Focusing on You: Speech Pathologist Helps Patients Communicate Again
With speech therapy, patients learn to read, write, and speak following a stroke.
Jenna Best, SLP, a speech-language pathologist at the University of Miami Health System, discusses the evidence-based techniques UHealth offers patients who have lost the ability to communicate due to stroke or other neurological disorder. Ruby Villalonga is one of those patients.
Meet Ruby VillaIonga
After suffering a massive stroke one year ago, Ruby Villalonga lost the ability to communicate.
“I wasn’t able to walk, talk or feel,” says Ruby.
She went to see Jenna Best, SLP, a speech-language pathologist at UHealth, who works with patients with neurological disorders.
“Ruby, from the beginning, has had to learn to essentially walk and talk again,” Best says.
What is speech therapy?
“In speech therapy, we are working on maximizing communication effectiveness in a functional way.
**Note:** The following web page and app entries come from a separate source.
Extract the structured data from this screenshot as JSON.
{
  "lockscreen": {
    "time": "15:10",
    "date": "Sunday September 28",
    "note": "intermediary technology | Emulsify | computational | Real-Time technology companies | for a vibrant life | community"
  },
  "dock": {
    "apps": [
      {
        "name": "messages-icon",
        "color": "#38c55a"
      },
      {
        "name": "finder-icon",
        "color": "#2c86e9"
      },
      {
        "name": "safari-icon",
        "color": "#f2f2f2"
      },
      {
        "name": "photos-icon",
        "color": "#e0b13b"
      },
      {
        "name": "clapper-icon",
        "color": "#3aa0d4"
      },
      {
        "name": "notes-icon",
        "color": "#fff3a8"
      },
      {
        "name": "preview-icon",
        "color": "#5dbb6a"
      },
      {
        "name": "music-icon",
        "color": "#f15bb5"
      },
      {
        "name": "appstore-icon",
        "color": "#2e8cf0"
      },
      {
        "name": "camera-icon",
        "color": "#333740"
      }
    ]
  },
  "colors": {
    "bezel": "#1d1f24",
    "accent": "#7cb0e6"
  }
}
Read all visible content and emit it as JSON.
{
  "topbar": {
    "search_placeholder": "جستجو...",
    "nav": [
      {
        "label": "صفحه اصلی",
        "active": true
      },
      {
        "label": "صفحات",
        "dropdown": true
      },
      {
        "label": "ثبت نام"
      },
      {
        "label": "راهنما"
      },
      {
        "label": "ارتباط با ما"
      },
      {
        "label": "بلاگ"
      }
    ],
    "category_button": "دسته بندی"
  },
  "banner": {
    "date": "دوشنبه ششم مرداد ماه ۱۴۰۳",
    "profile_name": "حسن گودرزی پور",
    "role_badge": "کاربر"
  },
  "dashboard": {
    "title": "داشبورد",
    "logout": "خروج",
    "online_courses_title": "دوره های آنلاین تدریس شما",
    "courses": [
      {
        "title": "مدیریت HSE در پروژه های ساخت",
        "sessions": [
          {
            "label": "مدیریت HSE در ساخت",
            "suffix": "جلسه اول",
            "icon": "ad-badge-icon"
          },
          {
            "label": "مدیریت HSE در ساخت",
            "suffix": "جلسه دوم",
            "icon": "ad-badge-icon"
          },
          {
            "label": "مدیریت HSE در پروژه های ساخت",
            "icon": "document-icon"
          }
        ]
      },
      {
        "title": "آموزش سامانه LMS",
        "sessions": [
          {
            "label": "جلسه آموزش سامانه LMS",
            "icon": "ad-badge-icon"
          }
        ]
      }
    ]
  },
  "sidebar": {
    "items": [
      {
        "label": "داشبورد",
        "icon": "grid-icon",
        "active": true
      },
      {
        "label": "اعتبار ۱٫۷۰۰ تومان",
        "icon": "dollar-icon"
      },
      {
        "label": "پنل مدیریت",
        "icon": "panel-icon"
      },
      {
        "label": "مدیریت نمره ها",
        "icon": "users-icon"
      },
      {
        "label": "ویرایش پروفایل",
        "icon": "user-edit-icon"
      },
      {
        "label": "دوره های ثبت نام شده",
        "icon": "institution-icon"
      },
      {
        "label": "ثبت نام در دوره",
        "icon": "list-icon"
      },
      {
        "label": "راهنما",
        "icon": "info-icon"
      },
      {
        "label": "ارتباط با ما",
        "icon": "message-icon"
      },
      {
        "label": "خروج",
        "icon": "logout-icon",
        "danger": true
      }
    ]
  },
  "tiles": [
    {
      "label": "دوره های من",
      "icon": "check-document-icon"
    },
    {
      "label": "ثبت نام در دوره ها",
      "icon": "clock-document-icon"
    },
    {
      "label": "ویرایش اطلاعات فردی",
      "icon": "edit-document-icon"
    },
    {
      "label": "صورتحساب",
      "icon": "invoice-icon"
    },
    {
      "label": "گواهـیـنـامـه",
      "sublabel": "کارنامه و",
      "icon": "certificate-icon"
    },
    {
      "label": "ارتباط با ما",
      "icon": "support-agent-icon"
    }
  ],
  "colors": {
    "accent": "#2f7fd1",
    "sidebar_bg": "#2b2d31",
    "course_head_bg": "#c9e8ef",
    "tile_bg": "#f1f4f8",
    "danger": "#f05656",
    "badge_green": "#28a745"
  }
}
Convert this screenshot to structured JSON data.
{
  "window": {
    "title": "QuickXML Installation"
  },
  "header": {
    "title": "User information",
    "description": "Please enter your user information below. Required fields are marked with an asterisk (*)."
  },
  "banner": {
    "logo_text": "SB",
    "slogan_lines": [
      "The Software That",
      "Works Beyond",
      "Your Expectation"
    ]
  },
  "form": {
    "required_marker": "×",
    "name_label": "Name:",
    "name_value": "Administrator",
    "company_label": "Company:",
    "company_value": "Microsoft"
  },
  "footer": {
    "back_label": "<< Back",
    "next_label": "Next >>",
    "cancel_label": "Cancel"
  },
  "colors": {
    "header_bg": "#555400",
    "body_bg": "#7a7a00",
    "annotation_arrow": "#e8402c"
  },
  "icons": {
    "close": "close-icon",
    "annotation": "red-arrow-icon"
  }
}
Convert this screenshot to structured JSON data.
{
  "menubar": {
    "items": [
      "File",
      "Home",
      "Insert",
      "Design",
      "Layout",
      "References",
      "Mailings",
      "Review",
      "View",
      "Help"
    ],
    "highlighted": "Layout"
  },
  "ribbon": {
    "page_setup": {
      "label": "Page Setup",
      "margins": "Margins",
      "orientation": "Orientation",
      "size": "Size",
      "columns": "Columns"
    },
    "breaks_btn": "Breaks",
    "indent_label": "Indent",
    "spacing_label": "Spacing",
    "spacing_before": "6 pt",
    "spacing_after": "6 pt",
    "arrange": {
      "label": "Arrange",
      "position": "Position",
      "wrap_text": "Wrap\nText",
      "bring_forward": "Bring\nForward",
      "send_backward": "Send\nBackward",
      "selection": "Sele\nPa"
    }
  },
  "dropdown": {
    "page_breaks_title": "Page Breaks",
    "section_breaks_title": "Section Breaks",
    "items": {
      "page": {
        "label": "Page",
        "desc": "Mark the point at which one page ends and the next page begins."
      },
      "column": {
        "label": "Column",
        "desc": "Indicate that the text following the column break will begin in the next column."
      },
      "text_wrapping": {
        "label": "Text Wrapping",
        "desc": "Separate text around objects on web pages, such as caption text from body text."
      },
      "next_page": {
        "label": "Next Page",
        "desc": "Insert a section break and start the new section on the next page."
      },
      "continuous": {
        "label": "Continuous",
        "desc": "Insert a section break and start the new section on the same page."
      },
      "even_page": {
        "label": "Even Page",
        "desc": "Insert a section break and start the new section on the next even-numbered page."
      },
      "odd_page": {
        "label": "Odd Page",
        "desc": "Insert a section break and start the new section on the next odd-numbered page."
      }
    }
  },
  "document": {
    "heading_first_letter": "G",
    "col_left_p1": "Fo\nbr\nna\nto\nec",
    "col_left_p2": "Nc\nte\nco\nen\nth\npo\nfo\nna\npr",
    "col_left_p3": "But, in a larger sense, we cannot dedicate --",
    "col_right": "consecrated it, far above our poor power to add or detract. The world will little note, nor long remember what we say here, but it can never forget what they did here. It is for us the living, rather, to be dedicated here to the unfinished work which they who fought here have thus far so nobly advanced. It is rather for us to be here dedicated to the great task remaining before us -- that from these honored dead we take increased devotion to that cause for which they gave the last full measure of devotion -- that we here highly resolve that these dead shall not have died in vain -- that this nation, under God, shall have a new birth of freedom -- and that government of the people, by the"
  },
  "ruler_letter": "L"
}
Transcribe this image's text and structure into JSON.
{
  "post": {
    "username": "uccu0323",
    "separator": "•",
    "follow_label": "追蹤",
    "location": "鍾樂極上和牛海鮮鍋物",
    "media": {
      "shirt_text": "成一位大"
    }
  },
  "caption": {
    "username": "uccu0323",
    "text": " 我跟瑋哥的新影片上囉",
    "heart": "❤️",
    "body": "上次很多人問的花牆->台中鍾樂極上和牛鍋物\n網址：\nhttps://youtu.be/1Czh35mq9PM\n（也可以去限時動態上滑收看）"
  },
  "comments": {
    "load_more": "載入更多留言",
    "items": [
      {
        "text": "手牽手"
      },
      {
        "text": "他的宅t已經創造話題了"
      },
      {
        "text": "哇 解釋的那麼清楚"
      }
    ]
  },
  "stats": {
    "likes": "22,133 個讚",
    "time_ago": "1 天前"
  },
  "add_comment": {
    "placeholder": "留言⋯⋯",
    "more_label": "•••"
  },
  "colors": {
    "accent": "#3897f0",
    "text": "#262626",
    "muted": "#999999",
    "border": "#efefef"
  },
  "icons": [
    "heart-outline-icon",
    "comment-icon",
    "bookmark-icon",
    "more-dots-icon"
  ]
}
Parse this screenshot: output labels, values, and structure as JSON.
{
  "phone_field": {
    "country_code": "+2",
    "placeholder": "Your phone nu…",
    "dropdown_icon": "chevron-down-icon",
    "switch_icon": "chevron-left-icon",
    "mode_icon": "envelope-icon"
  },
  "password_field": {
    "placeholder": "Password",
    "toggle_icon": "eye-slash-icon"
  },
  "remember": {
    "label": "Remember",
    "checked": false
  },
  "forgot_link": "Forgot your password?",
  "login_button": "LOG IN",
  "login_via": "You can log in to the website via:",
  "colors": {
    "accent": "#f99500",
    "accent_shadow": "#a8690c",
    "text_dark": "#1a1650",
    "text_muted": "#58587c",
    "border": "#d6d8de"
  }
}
We use an evidence-based technique called semantic feature analysis. This works on naming abilities. For example, we work on naming based off association, or maybe based off function of an object,” says Best.
UHealth’s team approach offers personalized patient care.
“You get a multidisciplinary team of healthcare professionals ranging from physician, nurse, to therapists. That’s what sets you up for success, and I think that’s what really helps patients reach their specific needs and recovery goals,” Best says.
After six months of therapy with Best, Ruby is seeing remarkable progress!
“She helped me read and write and speak,” Ruby says. She is now back with her family doing what she loves. “We love to dance. I love to dance!”
Video transcript compiled by Janna Ross for ‘Focusing on You: Innovations in Modern Medicine’, a series of healthcare-related stories airing regularly on WPLG Local 10. For more stories like this one, visit UHealth’s YouTube channel.